Work to be completed:
Search the entries for lines that contain the word "here", and report each one found.

───── Extracted material ─────

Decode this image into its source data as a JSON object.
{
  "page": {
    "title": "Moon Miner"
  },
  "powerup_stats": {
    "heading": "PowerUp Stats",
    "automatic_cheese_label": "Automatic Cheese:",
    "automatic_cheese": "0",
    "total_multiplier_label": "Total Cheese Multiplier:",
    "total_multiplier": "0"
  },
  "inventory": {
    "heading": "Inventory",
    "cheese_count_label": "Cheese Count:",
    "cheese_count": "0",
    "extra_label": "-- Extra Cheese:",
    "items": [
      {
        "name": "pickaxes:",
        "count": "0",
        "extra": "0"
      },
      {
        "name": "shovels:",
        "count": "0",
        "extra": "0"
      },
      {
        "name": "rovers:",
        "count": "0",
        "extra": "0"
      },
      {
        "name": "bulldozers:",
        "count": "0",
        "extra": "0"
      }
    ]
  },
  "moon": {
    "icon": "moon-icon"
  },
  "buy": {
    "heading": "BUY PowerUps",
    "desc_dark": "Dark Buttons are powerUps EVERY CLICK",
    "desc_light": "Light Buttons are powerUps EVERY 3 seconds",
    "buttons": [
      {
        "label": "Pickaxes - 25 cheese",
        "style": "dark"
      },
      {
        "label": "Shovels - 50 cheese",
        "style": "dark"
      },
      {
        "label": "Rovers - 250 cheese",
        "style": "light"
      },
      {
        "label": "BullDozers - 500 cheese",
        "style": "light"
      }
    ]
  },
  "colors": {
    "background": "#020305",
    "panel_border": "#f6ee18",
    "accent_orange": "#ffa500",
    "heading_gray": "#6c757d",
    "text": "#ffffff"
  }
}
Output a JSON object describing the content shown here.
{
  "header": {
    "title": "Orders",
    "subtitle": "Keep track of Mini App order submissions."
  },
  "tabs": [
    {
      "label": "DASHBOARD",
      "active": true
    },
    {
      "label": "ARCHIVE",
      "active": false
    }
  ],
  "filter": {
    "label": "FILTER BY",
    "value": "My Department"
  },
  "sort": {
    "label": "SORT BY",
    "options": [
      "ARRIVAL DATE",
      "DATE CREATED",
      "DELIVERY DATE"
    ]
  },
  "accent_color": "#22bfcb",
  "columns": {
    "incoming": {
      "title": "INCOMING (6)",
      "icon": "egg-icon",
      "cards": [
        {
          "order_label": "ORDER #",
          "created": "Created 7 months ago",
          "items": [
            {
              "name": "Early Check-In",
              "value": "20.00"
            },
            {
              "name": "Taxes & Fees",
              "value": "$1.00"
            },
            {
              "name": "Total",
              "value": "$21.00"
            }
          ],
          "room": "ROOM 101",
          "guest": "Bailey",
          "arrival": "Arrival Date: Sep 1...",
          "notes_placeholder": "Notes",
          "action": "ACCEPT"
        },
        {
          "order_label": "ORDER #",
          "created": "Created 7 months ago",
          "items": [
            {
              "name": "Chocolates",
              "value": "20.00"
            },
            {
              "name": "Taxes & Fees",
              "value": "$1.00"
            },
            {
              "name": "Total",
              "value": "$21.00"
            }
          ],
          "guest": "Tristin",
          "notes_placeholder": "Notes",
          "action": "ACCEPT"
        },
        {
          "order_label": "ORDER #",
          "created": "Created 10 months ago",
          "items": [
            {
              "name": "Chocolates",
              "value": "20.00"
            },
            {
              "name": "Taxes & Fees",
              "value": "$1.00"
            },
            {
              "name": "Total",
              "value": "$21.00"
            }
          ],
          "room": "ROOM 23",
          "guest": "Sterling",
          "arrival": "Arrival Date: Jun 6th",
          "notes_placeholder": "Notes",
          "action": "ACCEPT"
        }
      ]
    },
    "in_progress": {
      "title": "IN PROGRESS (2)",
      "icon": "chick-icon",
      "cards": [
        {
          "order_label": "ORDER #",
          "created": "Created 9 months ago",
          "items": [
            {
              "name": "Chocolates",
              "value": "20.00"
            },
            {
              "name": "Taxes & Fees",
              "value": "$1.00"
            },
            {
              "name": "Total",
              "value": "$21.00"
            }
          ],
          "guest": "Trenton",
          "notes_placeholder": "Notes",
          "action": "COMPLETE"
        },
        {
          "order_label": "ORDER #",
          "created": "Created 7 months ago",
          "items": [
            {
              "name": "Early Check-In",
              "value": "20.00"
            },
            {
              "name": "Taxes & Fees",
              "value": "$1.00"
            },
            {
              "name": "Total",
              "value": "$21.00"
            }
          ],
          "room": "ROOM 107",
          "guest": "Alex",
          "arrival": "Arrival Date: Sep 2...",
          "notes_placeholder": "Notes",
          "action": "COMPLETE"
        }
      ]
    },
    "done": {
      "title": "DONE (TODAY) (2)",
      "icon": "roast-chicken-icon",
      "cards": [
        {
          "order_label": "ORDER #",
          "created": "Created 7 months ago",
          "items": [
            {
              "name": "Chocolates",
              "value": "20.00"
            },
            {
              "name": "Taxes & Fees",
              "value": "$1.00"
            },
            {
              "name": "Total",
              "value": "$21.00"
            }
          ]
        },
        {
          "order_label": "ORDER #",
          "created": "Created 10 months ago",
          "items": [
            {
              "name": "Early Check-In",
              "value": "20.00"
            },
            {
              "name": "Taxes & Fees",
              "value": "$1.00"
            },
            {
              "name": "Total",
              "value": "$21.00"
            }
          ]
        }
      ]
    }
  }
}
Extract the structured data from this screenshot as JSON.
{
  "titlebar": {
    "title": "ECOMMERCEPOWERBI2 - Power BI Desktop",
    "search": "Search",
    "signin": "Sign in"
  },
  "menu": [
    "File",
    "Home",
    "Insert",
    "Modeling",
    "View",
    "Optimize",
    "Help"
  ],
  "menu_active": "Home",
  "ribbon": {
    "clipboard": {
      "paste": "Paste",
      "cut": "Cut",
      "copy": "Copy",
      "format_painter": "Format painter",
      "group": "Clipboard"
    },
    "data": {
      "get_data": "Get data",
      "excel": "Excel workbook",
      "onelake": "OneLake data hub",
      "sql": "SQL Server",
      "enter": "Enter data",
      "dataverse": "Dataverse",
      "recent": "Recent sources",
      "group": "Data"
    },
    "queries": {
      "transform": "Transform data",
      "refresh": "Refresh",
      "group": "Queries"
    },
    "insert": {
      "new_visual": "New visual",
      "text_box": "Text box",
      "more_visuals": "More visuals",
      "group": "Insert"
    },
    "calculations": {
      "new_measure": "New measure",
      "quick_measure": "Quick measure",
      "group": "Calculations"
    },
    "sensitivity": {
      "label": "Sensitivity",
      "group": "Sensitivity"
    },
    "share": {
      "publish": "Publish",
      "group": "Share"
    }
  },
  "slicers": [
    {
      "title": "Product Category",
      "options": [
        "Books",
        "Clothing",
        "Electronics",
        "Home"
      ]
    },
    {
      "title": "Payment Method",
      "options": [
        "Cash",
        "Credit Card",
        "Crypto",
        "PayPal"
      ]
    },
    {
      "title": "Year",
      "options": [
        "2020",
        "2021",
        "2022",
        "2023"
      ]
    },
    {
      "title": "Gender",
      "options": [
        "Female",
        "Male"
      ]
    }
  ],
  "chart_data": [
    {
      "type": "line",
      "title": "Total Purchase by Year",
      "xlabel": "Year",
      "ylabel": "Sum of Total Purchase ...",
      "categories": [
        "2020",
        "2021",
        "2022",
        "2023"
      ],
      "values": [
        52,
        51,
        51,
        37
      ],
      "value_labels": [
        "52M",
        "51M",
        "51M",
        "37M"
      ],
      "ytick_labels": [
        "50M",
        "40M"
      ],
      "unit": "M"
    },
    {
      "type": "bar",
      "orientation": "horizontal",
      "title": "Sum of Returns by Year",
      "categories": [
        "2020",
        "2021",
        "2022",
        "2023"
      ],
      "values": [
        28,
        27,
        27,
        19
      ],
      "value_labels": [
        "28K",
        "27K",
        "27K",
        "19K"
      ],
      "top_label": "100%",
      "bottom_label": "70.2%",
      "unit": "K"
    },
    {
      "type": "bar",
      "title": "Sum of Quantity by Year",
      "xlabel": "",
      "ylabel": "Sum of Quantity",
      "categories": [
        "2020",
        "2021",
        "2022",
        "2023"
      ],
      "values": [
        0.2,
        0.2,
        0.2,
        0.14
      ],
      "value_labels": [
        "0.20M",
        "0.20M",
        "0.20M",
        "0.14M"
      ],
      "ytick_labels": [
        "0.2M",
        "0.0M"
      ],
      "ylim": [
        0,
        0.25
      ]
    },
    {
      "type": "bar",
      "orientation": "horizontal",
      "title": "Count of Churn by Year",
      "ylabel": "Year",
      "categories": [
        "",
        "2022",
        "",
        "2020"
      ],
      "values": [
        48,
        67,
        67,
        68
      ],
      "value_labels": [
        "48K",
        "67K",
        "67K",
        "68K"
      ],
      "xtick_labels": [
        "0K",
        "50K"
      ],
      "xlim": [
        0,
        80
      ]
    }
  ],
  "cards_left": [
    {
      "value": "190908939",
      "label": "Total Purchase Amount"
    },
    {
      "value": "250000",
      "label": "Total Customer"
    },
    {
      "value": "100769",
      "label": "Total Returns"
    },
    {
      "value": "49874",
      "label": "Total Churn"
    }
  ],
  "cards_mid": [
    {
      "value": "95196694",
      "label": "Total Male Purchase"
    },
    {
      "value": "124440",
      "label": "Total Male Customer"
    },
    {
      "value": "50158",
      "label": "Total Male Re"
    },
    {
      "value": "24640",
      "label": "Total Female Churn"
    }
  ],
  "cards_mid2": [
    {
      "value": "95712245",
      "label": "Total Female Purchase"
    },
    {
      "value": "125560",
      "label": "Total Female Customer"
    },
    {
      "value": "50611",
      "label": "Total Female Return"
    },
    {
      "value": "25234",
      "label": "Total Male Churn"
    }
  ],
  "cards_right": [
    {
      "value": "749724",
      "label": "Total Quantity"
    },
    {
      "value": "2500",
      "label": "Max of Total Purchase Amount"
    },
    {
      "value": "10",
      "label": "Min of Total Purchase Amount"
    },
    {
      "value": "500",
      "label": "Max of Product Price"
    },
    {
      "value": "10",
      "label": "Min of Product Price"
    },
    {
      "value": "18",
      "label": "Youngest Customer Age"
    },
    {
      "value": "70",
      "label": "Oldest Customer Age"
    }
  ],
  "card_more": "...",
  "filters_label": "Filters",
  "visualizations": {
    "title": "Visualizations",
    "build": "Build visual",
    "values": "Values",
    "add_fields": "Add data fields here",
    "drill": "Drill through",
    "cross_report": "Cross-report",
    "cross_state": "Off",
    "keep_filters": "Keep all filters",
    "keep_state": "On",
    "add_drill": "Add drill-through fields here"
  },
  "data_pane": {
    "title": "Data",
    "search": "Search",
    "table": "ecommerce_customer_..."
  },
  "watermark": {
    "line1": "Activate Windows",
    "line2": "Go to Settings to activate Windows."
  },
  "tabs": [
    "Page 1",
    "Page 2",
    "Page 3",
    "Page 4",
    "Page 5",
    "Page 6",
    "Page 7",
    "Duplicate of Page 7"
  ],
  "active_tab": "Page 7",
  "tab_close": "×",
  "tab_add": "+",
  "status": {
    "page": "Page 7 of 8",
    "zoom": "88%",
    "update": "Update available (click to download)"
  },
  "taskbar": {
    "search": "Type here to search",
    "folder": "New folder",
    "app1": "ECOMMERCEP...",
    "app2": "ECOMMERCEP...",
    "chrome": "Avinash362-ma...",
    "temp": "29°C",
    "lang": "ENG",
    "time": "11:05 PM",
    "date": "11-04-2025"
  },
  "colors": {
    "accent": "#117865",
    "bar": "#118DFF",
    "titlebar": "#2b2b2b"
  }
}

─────

Exercise solution:
Output a JSON object describing the content shown here.
    "add_fields": "Add data fields here",
    "add_drill": "Add drill-through fields here"
    "search": "Type here to search",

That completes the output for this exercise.